The GBP to INR exchange rate is a crucial indicator for people, companies, and governments involved in international trade and finance. The value of one British pound (GBP) in Indian rupees (INR) is represented by this exchange rate, which constantly fluctuates. Making wise financial decisions requires understanding the variables that affect these variations. Let’s explore the numerous variables influencing the GBP to INR conversion rate.
Economic indicators significantly influence currency exchange rates. These metrics cover various information, such as GDP expansion, inflation rates, employment statistics, and trade balances. For instance, if the UK announces rapid economic development, this could raise demand for GBP, raising its value relative to INR.
Rates of Interest
Central bank-set interest rates have a significant impact on currency exchange rate. Foreign investors looking for greater asset returns are frequently drawn to countries when the central bank hikes interest rates. As a result, there is a rise in demand for that nation’s currency, which may cause its exchange rate to climb. Lower interest rates, on the other hand, can cause a currency to appreciate.
Exchange rates are significantly influenced by political stability. Investments are generally considered to be safer in nations with stable political systems. Political events, such as elections or significant policy changes in the UK or India, can cause GBP to INR exchange rate movements based on the perception of stability.
Speculative trading has a significant impact on the currency markets. Traders frequently buy or sell currencies based on their anticipated future changes in exchange rates.

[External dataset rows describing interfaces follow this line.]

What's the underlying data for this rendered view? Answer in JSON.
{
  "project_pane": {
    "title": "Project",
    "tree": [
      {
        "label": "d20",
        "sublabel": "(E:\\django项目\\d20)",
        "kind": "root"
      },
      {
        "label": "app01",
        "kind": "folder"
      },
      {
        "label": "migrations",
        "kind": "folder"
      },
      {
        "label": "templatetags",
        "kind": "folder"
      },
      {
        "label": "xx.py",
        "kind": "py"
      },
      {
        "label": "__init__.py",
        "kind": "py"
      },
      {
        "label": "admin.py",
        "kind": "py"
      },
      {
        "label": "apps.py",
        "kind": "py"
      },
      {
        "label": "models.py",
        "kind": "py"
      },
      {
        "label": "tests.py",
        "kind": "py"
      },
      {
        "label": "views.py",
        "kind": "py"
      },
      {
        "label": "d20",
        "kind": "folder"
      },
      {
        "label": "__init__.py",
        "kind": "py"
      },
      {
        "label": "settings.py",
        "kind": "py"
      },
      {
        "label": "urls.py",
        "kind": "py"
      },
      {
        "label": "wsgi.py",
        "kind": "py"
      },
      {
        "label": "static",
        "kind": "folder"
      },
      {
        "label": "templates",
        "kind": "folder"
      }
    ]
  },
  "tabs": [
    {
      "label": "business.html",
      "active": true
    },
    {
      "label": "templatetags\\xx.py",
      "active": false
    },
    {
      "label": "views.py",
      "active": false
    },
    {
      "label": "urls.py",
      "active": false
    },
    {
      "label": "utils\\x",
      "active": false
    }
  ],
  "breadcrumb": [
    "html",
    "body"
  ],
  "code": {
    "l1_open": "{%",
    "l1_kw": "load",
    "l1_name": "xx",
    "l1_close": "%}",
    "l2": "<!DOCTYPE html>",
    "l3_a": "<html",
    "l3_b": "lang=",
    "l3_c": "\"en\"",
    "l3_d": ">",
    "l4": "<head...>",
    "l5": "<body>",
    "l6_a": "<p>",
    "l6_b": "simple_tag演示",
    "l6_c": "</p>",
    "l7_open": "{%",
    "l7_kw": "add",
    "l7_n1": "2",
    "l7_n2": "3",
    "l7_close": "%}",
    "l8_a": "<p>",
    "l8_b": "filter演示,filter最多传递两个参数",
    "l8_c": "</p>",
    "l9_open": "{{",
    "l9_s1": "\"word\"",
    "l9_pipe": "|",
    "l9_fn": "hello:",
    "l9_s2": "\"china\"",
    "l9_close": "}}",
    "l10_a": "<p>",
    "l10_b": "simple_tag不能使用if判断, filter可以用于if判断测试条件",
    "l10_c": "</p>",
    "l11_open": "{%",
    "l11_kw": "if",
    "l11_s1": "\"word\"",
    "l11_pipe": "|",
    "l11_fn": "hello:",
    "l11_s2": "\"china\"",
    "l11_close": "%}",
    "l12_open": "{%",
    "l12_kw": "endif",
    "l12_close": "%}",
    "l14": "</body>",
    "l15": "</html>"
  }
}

Short-term volatility brought on by speculation might not always reflect the underlying long-term economic principles.
The trade balance of a nation, which is the difference between its imports and exports, can affect the value of its currency. A country may see a surge in demand for its money and an appreciation if it has a trade surplus (exports surpass imports). On the other hand, a trade deficit (where imports outpace exports) may cause the currency to weaken.
Exchange rates are subject to quick and dramatic changes in market mood, frequently influenced by news and events. As traders react to fresh information, unanticipated factors like geopolitical tensions or natural calamities can cause dramatic changes.
Differences in inflation rates may impact exchange rates between two nations. Because its purchasing power is comparatively more significant, a country with lower inflation rates frequently experiences an appreciation of its currency.
Market Volume and Liquidity
Exchange rates can be influenced by the foreign exchange market’s liquidity and trading volume. While currencies with lower liquidity are more susceptible to price volatility, those with higher trading volumes frequently have more consistent exchange rates.
Global Economic Events
Currency exchange rates can be affected in a cascading manner by global economic events like financial crises, recessions, or changes in monetary policy by mighty central banks like the Federal Reserve in the United States. Changes in investor mood and risk appetite brought on by these occurrences may negatively affect currencies.
Numerous variables with varying degrees of impact can affect the GBP to INR conversion rate. Several factors, including economic indicators, interest rates, political stability, speculation, trade balances, market mood, central bank operations, inflation rates, market liquidity, and significant world economic events, influence the movements of this exchange rate.
International investors and 5paisa companies must closely monitor these issues and any potential effects. Additionally, risk management techniques like hedging can aid in reducing the uncertainties brought on by changes in foreign exchange rates. Ultimately, navigating the constantly evolving world of currency exchange rates requires a comprehensive awareness of these affecting elements.